Editor's note: Michael Hung is a chef and writer living in San Francisco.
By Michael Hung , Special to CNN
(CNN) -- I've had three long-term relationships in my life, all with Asian-American women.
It was never a conscious decision to date solely within my race. In most ways, those relationships were serendipitous. I'd met intelligent, loving, beautiful girls who happened to look like me. But this idea of happy coincidence, in retrospect, was only partially true.
While I never sought to date within my race exclusively, it was, admittedly, easier.
Easier in that she automatically removed her shoes at the door. Easier in that I could slurp noodles and gnaw at chicken feet unabashed. And easier on my ego, because when I asked an Asian-American girl for her phone number, she would give it. I would not be dismissed, or snickered at, or overhear, "But he's Asian," from a friend on the wing.
I attributed the difficulties of dating outside my race to external factors, social forces I'd learned about in college classes. I was subject to the model minority myth: How sexy can a calculator toting conformist be? I was castrated by the Chinese Exclusion Acts, where my own government once declared it illegal for my ancestors to enter the country I call home.
Those laws, in existence until 1943, surely pervaded public consciousness, and as such affected my love life, didn't they?
Mainstream media portrayals of Asian males --Mr. Yunioshi in "Breakfast at Tiffany's," William Hung on "American Idol," Hiro Nakamura, the Japanese computer engineer turned supermutant on "Heroes" -- consistently cast me as a socially deficient, sexless jester.
Even the Korean pop music phenom, PSY, is known for his clownish giddy-up dance rather than his ability to croon to the ladies like Frank Sinatra.
Under these influences, how can the American public see a young Asian-American man as an object of desire? How can a young Asian-American man see himself as a sexual creature?
What did I see when I looked in a mirror? I saw more than my genetics, more than my socially accepted role.
I saw a boy who'd once dreamed of growing up to be a chef. I saw a child who'd loved to read and had ambitions to write stories of his own. I saw that, in my early adult life, worrying about things like identity, I'd forgotten that I'd once known who I was.
And so, I left a corporate career to pursue a life in cooking. While working as a full-time chef, I completed a master's program in creative writing. My weeks had no end. Nights had little sleep. My mind and heart hadn't the space for romance as I pursued my childhood aspirations.

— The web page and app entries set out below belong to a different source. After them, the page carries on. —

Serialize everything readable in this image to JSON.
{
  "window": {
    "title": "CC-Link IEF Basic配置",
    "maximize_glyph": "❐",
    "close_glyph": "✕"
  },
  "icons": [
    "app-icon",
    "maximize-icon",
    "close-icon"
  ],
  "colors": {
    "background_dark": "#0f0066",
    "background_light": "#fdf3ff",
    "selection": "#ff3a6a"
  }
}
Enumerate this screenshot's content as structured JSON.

The paradox has been that when I developed these other identities, my romantic life blossomed. I now date more women and women from all racial backgrounds. Perhaps it is my sure sense of direction, or status that comes with hard work and success, or confidence that arises from achieving goals that women find attractive.

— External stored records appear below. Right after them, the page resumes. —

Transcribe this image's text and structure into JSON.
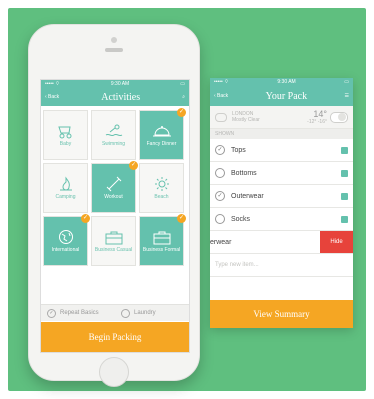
{
  "colors": {
    "background": "#5fbf7f",
    "teal": "#64c1ad",
    "orange": "#f5a623",
    "hide_red": "#e7433b"
  },
  "activities_screen": {
    "status": {
      "left": "••••• ⌔",
      "center": "9:30 AM",
      "right": "▭"
    },
    "nav": {
      "back": "‹ Back",
      "title": "Activities",
      "icon": "search-icon"
    },
    "tiles": [
      {
        "label": "Baby",
        "icon": "stroller-icon",
        "selected": false,
        "checked": false
      },
      {
        "label": "Swimming",
        "icon": "swimmer-icon",
        "selected": false,
        "checked": false
      },
      {
        "label": "Fancy Dinner",
        "icon": "cloche-icon",
        "selected": true,
        "checked": true
      },
      {
        "label": "Camping",
        "icon": "campfire-icon",
        "selected": false,
        "checked": false
      },
      {
        "label": "Workout",
        "icon": "dumbbell-icon",
        "selected": true,
        "checked": true
      },
      {
        "label": "Beach",
        "icon": "sun-icon",
        "selected": false,
        "checked": false
      },
      {
        "label": "International",
        "icon": "globe-icon",
        "selected": true,
        "checked": true
      },
      {
        "label": "Business Casual",
        "icon": "briefcase-icon",
        "selected": false,
        "checked": false
      },
      {
        "label": "Business Formal",
        "icon": "briefcase-icon",
        "selected": true,
        "checked": true
      }
    ],
    "repeat_basics": "Repeat Basics",
    "laundry": "Laundry",
    "begin_button": "Begin Packing"
  },
  "pack_screen": {
    "status": {
      "left": "••••• ⌔",
      "center": "9:30 AM",
      "right": "▭"
    },
    "nav": {
      "back": "‹ Back",
      "title": "Your Pack",
      "icon": "menu-icon"
    },
    "weather": {
      "city": "LONDON",
      "desc": "Mostly Clear",
      "temp": "14°",
      "range": "-12° -16°"
    },
    "section": "SHOWN",
    "items": [
      {
        "label": "Tops",
        "checked": true
      },
      {
        "label": "Bottoms",
        "checked": false
      },
      {
        "label": "Outerwear",
        "checked": true
      },
      {
        "label": "Socks",
        "checked": false
      }
    ],
    "swipe_item": "erwear",
    "hide_label": "Hide",
    "new_item_placeholder": "Type new item...",
    "summary_button": "View Summary"
  }
}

All these traits derive from my strong sense of self-identity developed after many years of hustle, self-reflection and commitment.
I gained an identity that set me apart from the masses in general, but especially apart from the stereotype of the soft, slant-eyed eunuch in particular.
Cook, writer, thinker, instigator -- these are parts of me that I don't question.
I found another piece of myself one night, when I was 28 years old, seated beside a young woman on the polished hardwood floor of her apartment. I grasped in one hand a tangle of her sandy blond hair. My other hand rested upon her cream colored throat, my fingers gently pressed on her jugular so that I could feel her quickened pulse.
She looked at me, eyes wet and expectant, lips slightly parted. I drew my face close to hers. She strained toward me and whined when I pulled away. She grabbed the collar of my shirt, tried to pull me in, but I held fast and kept my lips just out of reach. The warmth of her breath washed over my face. Her body arched into mine. "Stop teasing, sexy man," she said. "You're a lover, aren't you?"
Yes. That, too.
In that moment, I knew I would never question it again.
The opinions expressed in this commentary are solely those of Michael Hung.